Entries from a dataset of interfaces
- - - - - - -

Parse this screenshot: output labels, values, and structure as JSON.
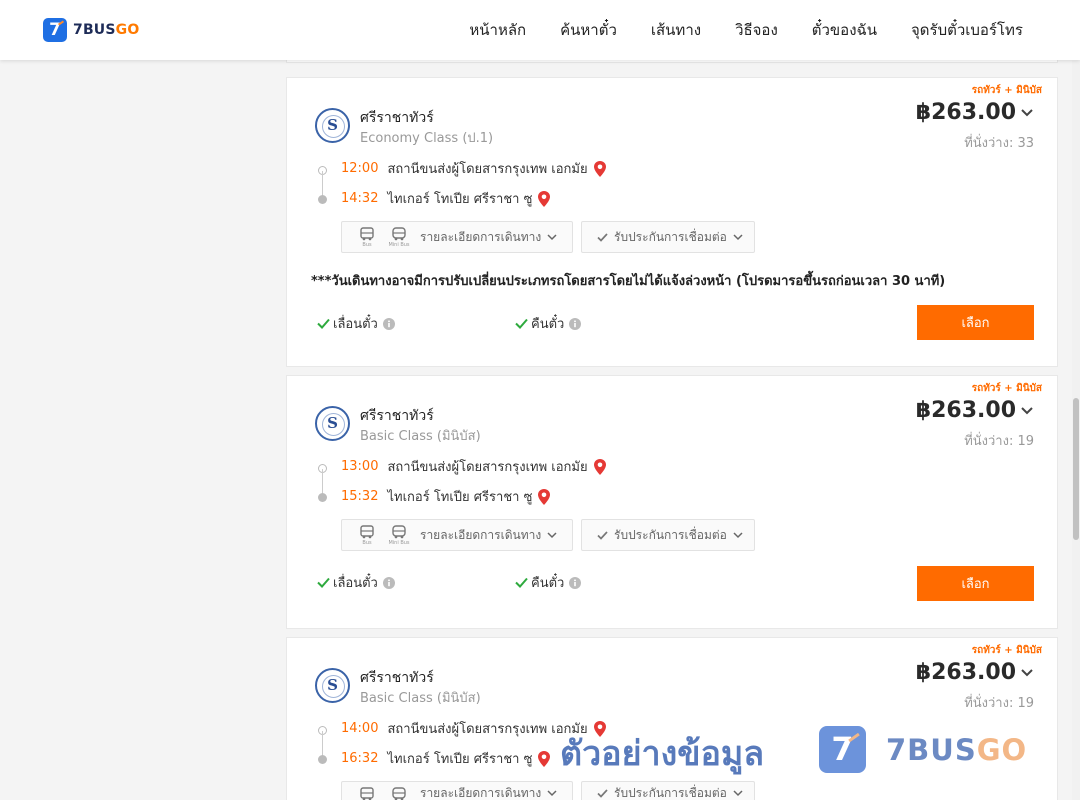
{
  "header": {
    "logo_digit": "7",
    "logo_text_1": "7BUS",
    "logo_text_2": "GO",
    "nav": [
      "หน้าหลัก",
      "ค้นหาตั๋ว",
      "เส้นทาง",
      "วิธีจอง",
      "ตั๋วของฉัน",
      "จุดรับตั๋วเบอร์โทร"
    ]
  },
  "colors": {
    "accent": "#ff6b00",
    "brand_blue": "#1f6fe3",
    "check_green": "#2eaa3e",
    "pin_red": "#e53935"
  },
  "cards": [
    {
      "tag": "รถทัวร์ + มินิบัส",
      "operator_mark": "S",
      "operator": "ศรีราชาทัวร์",
      "class": "Economy Class (ป.1)",
      "price": "฿263.00",
      "seats": "ที่นั่งว่าง: 33",
      "dep_time": "12:00",
      "dep_station": "สถานีขนส่งผู้โดยสารกรุงเทพ เอกมัย",
      "arr_time": "14:32",
      "arr_station": "ไทเกอร์ โทเปีย ศรีราชา ซู",
      "vehicle_1": "Bus",
      "vehicle_2": "Mini Bus",
      "details_label": "รายละเอียดการเดินทาง",
      "insurance_label": "รับประกันการเชื่อมต่อ",
      "notice": "***วันเดินทางอาจมีการปรับเปลี่ยนประเภทรถโดยสารโดยไม่ได้แจ้งล่วงหน้า (โปรดมารอขึ้นรถก่อนเวลา 30 นาที)",
      "feature_1": "เลื่อนตั๋ว",
      "feature_2": "คืนตั๋ว",
      "select_label": "เลือก"
    },
    {
      "tag": "รถทัวร์ + มินิบัส",
      "operator_mark": "S",
      "operator": "ศรีราชาทัวร์",
      "class": "Basic Class (มินิบัส)",
      "price": "฿263.00",
      "seats": "ที่นั่งว่าง: 19",
      "dep_time": "13:00",
      "dep_station": "สถานีขนส่งผู้โดยสารกรุงเทพ เอกมัย",
      "arr_time": "15:32",
      "arr_station": "ไทเกอร์ โทเปีย ศรีราชา ซู",
      "vehicle_1": "Bus",
      "vehicle_2": "Mini Bus",
      "details_label": "รายละเอียดการเดินทาง",
      "insurance_label": "รับประกันการเชื่อมต่อ",
      "feature_1": "เลื่อนตั๋ว",
      "feature_2": "คืนตั๋ว",
      "select_label": "เลือก"
    },
    {
      "tag": "รถทัวร์ + มินิบัส",
      "operator_mark": "S",
      "operator": "ศรีราชาทัวร์",
      "class": "Basic Class (มินิบัส)",
      "price": "฿263.00",
      "seats": "ที่นั่งว่าง: 19",
      "dep_time": "14:00",
      "dep_station": "สถานีขนส่งผู้โดยสารกรุงเทพ เอกมัย",
      "arr_time": "16:32",
      "arr_station": "ไทเกอร์ โทเปีย ศรีราชา ซู",
      "vehicle_1": "Bus",
      "vehicle_2": "Mini Bus",
      "details_label": "รายละเอียดการเดินทาง",
      "insurance_label": "รับประกันการเชื่อมต่อ"
    }
  ],
  "watermark": {
    "text": "ตัวอย่างข้อมูล",
    "logo_digit": "7",
    "brand_1": "7BUS",
    "brand_2": "GO"
  }
}
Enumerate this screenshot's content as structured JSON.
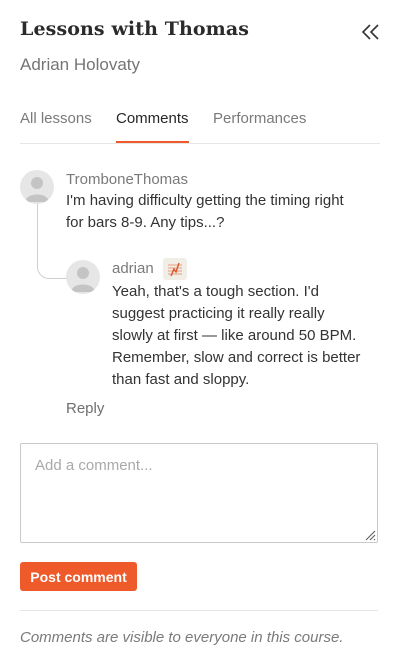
{
  "header": {
    "title": "Lessons with Thomas",
    "subtitle": "Adrian Holovaty",
    "collapse_icon": "double-chevron-left-icon"
  },
  "tabs": [
    {
      "label": "All lessons",
      "active": false
    },
    {
      "label": "Comments",
      "active": true
    },
    {
      "label": "Performances",
      "active": false
    }
  ],
  "accent_color": "#ef5a2b",
  "thread": {
    "comment": {
      "author": "TromboneThomas",
      "text_lines": [
        "I'm having difficulty getting the timing right",
        "for bars 8-9. Any tips...?"
      ]
    },
    "reply": {
      "author": "adrian",
      "badge_icon": "score-chart-icon",
      "text_lines": [
        "Yeah, that's a tough section. I'd",
        "suggest practicing it really really",
        "slowly at first — like around 50 BPM.",
        "Remember, slow and correct is better",
        "than fast and sloppy."
      ]
    },
    "reply_label": "Reply"
  },
  "compose": {
    "placeholder": "Add a comment...",
    "value": "",
    "submit_label": "Post comment"
  },
  "footer_note": "Comments are visible to everyone in this course."
}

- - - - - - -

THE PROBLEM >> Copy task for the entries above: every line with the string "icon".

YOUR SOLUTION >>
    "collapse_icon": "double-chevron-left-icon"
      "badge_icon": "score-chart-icon",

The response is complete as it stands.